ACTIVITY:
Write out each line of the records that has "heading" in it.
=== PROVIDED DATA ===
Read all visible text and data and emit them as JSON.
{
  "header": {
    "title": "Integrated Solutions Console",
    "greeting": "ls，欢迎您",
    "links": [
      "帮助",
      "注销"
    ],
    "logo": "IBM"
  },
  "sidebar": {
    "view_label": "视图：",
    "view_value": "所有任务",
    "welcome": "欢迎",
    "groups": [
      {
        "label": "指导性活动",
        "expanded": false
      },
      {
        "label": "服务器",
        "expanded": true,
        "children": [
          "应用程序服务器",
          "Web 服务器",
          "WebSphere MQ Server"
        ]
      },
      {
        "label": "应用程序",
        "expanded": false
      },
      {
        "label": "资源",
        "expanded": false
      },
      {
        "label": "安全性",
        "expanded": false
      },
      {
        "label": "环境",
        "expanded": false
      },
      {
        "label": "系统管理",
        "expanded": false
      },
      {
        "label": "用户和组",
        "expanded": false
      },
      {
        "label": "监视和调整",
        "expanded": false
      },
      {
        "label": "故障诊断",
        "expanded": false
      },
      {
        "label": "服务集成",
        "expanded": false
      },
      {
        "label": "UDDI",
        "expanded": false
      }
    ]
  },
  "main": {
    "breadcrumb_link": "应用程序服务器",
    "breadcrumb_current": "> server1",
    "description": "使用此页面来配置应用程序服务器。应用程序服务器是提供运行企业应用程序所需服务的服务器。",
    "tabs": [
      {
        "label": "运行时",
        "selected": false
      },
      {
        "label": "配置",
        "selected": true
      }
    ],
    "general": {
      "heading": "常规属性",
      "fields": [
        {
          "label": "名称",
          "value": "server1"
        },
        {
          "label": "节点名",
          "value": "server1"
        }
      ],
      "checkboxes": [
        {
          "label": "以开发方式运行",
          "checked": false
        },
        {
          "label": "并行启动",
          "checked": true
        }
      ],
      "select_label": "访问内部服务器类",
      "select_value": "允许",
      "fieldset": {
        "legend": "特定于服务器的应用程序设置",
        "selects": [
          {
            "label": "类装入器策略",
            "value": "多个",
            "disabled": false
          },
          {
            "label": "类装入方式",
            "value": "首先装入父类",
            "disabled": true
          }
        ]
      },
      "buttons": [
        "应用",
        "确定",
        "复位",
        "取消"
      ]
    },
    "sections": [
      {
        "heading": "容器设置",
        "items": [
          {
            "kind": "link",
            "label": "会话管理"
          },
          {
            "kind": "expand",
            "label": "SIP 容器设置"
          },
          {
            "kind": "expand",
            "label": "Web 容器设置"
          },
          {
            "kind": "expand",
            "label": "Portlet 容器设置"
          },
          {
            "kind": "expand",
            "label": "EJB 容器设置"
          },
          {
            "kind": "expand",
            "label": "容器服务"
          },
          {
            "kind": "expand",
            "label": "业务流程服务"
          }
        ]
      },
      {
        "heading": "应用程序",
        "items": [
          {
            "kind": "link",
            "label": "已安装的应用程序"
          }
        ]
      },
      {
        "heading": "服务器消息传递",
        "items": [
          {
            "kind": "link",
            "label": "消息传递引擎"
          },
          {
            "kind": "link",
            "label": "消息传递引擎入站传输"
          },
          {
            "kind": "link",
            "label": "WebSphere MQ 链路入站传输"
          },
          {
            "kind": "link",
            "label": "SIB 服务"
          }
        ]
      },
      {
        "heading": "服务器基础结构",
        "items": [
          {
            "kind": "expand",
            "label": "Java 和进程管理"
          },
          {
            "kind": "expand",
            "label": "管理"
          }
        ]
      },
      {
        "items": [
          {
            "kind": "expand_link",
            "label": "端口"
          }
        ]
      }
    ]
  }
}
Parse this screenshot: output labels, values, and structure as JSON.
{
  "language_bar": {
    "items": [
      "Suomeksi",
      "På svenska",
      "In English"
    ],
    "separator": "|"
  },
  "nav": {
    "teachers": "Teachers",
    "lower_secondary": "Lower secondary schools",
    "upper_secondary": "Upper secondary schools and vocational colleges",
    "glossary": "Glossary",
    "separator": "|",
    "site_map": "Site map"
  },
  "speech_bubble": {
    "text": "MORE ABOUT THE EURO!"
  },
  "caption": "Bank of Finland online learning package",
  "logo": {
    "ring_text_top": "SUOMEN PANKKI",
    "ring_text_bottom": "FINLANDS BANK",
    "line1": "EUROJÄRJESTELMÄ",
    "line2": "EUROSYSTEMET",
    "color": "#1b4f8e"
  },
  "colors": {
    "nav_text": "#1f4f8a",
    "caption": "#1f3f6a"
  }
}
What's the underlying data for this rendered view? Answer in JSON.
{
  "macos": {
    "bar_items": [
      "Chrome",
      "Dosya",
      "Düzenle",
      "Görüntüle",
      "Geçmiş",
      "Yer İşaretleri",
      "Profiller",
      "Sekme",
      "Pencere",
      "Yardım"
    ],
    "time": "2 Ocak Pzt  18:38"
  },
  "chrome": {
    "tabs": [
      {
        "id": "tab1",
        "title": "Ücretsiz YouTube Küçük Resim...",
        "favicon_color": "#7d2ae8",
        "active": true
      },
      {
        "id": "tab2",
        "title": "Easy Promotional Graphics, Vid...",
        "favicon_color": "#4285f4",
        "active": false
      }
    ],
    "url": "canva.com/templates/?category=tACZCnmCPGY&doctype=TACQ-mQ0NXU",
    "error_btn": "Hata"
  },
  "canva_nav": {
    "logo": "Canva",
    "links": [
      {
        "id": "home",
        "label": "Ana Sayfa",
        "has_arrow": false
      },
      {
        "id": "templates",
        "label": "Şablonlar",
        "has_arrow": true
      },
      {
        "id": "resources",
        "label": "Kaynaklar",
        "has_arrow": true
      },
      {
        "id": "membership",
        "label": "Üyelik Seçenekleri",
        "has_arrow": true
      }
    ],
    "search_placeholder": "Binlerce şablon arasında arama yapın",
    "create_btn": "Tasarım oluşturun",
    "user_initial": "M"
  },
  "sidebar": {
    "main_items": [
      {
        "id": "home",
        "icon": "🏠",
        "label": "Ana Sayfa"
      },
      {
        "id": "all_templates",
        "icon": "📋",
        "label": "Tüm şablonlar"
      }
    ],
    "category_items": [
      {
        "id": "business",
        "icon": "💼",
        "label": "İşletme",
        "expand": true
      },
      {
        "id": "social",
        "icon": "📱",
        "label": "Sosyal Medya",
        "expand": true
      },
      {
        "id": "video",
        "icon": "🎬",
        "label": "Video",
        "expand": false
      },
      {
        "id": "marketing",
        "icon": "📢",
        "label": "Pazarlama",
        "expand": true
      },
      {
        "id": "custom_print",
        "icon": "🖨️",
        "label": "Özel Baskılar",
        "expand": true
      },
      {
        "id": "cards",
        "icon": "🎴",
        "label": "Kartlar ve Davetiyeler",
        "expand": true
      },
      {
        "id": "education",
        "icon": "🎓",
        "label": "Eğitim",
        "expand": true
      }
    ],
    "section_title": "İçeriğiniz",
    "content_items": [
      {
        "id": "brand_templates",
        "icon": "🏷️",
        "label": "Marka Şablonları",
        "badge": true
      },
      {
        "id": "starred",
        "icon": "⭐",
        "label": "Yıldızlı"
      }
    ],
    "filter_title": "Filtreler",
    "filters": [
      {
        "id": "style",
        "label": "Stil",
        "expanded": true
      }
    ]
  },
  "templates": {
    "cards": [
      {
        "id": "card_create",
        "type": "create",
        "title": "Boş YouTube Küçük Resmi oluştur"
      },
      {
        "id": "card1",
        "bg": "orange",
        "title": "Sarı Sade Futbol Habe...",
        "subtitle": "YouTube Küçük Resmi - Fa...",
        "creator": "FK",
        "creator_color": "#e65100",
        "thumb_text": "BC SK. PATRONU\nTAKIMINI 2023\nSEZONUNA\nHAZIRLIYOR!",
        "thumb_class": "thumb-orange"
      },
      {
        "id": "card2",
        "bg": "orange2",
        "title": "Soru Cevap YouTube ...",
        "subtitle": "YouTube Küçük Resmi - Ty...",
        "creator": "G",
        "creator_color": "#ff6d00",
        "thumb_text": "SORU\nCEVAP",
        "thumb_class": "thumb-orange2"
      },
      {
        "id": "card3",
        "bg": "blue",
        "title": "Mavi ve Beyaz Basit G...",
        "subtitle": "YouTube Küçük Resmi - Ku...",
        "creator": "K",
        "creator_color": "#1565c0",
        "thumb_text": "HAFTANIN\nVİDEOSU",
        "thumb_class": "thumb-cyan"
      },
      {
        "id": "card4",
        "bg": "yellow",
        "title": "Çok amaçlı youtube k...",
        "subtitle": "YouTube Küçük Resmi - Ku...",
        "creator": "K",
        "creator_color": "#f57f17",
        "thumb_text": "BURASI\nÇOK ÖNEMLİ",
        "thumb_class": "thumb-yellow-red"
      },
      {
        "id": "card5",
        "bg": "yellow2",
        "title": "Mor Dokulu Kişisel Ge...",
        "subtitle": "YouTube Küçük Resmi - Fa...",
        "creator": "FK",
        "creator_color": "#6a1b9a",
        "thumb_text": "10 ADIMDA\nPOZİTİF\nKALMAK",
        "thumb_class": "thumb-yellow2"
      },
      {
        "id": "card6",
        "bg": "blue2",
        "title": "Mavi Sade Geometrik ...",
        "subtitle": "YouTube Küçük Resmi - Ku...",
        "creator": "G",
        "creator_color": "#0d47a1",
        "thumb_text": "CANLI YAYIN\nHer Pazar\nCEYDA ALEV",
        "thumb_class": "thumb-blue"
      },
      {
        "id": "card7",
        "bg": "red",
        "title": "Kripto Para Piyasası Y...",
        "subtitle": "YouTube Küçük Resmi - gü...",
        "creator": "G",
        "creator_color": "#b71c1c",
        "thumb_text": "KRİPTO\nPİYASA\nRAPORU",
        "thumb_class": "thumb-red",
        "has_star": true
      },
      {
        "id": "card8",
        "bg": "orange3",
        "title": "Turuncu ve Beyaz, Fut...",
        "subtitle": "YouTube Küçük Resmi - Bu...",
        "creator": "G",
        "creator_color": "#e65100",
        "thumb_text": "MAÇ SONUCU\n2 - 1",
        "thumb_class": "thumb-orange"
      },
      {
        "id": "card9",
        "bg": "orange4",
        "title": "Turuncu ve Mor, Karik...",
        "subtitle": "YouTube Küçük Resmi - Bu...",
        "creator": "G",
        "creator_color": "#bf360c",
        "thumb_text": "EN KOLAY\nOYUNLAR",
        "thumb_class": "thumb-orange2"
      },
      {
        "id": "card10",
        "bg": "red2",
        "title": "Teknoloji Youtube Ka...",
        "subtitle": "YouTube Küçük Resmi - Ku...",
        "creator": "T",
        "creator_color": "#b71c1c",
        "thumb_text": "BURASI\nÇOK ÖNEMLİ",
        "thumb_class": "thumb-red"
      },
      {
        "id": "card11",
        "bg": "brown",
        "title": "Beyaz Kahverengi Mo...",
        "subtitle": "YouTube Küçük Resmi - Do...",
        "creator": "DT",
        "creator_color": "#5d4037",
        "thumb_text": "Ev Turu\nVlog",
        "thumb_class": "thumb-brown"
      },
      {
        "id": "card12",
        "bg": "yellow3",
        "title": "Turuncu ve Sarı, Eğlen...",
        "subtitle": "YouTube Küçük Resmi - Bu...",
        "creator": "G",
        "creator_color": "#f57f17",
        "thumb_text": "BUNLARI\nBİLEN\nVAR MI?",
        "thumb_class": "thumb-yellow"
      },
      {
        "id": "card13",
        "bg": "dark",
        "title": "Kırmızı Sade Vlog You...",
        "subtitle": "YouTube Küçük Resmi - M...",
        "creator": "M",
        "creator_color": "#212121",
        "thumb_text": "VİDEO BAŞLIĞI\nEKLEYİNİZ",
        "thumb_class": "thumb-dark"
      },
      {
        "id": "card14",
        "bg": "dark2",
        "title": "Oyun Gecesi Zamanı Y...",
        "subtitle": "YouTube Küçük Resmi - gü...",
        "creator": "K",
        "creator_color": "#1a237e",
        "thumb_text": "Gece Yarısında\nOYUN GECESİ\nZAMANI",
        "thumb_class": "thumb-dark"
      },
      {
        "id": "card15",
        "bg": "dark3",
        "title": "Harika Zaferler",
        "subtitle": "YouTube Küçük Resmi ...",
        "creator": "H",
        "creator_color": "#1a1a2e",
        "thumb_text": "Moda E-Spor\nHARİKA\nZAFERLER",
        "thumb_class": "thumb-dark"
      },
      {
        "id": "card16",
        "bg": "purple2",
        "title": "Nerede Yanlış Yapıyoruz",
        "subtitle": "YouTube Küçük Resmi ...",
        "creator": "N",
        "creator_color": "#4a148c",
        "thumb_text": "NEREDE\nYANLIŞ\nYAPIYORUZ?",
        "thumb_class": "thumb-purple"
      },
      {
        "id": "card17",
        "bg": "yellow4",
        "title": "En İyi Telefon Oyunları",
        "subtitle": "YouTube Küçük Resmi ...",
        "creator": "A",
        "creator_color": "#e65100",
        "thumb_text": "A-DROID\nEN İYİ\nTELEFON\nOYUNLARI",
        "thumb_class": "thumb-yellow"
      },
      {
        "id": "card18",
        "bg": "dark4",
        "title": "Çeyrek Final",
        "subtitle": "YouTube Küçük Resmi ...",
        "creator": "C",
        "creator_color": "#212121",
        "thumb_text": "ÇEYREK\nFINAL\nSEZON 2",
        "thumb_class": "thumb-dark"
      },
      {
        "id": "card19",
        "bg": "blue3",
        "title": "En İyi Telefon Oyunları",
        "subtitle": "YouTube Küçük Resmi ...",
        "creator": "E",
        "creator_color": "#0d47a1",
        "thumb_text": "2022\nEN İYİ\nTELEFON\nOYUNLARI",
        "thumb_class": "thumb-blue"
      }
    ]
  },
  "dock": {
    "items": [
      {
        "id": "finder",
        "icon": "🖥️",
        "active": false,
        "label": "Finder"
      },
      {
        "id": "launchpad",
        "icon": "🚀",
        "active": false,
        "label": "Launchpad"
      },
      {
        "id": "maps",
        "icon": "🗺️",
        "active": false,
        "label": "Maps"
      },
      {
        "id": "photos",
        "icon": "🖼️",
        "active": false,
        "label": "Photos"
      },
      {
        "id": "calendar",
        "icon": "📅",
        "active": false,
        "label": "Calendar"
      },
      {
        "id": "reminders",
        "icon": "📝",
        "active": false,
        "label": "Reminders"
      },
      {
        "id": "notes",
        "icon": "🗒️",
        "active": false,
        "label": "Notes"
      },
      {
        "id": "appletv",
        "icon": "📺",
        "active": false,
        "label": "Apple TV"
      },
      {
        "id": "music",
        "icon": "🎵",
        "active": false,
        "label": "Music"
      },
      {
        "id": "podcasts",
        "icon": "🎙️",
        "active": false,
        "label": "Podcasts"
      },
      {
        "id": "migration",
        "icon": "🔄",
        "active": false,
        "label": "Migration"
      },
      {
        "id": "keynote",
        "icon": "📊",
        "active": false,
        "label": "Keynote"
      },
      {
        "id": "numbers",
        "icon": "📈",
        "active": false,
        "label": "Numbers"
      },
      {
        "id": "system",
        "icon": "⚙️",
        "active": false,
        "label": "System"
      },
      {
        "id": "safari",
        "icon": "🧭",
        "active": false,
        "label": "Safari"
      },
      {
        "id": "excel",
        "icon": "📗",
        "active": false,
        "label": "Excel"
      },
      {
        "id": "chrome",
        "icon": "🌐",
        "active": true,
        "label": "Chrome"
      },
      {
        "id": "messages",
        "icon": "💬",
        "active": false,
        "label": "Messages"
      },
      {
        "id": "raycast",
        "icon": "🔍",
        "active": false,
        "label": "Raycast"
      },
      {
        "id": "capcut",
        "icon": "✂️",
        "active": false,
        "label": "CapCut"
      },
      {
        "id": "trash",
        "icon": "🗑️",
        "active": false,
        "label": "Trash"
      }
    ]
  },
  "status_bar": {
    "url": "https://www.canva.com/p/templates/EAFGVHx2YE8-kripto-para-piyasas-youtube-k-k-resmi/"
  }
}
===
ANSWER BOX:
      "heading": "常规属性",
        "heading": "容器设置",
        "heading": "应用程序",
        "heading": "服务器消息传递",
        "heading": "服务器基础结构",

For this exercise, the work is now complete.